You will receive IHG Rewards Club Platinum status for as long as you hold the card. This is NOT a publicised benefit, though. There are no guaranteed benefits (no free breakfast, no room upgrade) but some hotels do give holders decent recognition, including upgrades and late check-out. You also receive a 50% points bonus on your stays.
What is the annual fee?
There is a £99 annual fee.
What do I earn per £1 spent on the card?
The earnings rate on the card is 2 poinst per £1 for general spending and 4 points per £1 for spending in IHG Rewards Club properties. You also receive 4 points per £1 on foreign currency spend.
What is an IHG Rewards Club point worth?

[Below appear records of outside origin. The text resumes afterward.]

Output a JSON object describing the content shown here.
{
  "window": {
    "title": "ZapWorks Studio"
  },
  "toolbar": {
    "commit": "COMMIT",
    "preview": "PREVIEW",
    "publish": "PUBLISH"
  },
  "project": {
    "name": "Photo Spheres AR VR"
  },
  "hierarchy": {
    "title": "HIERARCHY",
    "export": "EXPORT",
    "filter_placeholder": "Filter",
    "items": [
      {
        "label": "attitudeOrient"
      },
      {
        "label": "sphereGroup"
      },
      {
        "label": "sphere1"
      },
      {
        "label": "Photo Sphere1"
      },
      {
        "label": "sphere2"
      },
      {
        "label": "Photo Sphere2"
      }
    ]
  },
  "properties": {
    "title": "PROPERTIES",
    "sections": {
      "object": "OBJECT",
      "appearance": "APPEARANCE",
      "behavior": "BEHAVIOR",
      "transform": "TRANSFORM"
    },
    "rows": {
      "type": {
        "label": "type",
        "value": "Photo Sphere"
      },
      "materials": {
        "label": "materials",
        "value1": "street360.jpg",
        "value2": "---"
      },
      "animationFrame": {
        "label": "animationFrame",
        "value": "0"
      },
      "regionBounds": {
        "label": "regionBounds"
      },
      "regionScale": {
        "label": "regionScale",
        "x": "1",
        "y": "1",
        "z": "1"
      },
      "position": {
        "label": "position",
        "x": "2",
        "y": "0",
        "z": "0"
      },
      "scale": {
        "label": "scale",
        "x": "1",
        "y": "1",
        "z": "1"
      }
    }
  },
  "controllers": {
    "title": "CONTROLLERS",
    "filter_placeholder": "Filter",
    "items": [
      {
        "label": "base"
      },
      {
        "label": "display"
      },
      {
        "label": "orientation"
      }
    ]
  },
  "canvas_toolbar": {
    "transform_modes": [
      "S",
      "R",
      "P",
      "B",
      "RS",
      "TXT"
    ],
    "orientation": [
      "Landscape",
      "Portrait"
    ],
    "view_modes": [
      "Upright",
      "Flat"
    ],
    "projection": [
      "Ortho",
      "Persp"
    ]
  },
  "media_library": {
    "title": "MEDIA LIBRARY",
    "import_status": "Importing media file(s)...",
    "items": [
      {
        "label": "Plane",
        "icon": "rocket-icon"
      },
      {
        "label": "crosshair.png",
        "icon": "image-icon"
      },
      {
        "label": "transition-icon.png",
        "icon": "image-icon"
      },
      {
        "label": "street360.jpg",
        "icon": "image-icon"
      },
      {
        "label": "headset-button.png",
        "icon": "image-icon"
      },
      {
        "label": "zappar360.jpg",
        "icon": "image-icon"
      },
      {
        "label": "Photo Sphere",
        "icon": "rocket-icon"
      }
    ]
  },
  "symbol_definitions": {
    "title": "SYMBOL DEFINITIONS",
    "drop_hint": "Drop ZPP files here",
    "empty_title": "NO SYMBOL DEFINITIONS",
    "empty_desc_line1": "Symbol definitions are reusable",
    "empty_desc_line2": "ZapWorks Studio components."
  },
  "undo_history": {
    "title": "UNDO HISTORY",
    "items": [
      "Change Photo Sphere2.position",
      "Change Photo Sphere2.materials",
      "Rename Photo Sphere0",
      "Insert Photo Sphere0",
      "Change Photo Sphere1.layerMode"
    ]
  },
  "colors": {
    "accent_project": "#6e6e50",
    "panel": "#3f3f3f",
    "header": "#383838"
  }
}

Whilst this is always hypothetical, I tend to work on the basis on a top-category hotel costing £250 – what you would pay in New York, Paris or London inc tax. On that basis, an IHG Rewards Club point is worth about 0.5p based on a 50,000 point redemption for a room in an InterContinental in a major city.
IHG Rewards Club changed their pricing structure this year, increasing the cost of the 2-, 3- and 4-star chains (HI Express, Holiday Inn, Crowne Plaza) in big cities. These redemptions are now poor value compared with spending 50,000 points on an 5-star InterContinental, and has reduced the value you can get from your points.
On this basis, 2 points per £1 is equivalent to a 1% rebate on your spend. This is OK.
The 4 points per £1 on foreign spend is equivalent to 2% cashback, and is a very good deal. I have this card, and I have been trying to put £10,000 of foreign spend through it to trigger the free night voucher. I do not put domestic spending on the card.
Done this way, £10,000 of foreign currency spending gets you the free night voucher plus 40,000 points for your spend. This is (almost) enough for 2 nights at an InterContinental, which is a decent short break.
How does this compare to a cashback credit card?
There are currently no cashback cards on the market which offer a) a MasterCard or Visa, b) no annual fee and c) unlimited cashback. The best ‘pseudo cashback’ card is probably the House of Fraser MasterCard, which offers 1% of your spend in House of Fraser gift vouchers.
For an average spender, the card offers acceptable value, although you are paying an annual fee. For foreign spend, the Priority Club Black Visa is a good deal.
Other points to note
American Express Membership Rewards stopped being an IHG Rewards Club partner last year. This means that, if you need to top-off your IHG Rewards Club account to get to a suitable level for a redemption, the credit card may offer an easy way to get the points you need.
The Head for Points Verdict:
Score for the sign-up bonus – 8/10. This assumes you use the 40,000 points link I show you above.
Score for on-going earning – 8/10. This assumes that you put a lot of foreign spend through the card and manage to trigger the free night voucher. For someone who was just planning to spend less than £10,000 per year (and so missed the voucher), I would rate it at 5/10.
(Disclaimer: Head for Points is a journalistic website. Nothing here should be construed as financial advice, and it is your own responsibility to ensure that any product is right for your circumstances. Recommendations are based primarily on the ability to earn miles and points and do not consider interest rates, service levels or any impact on your credit history.)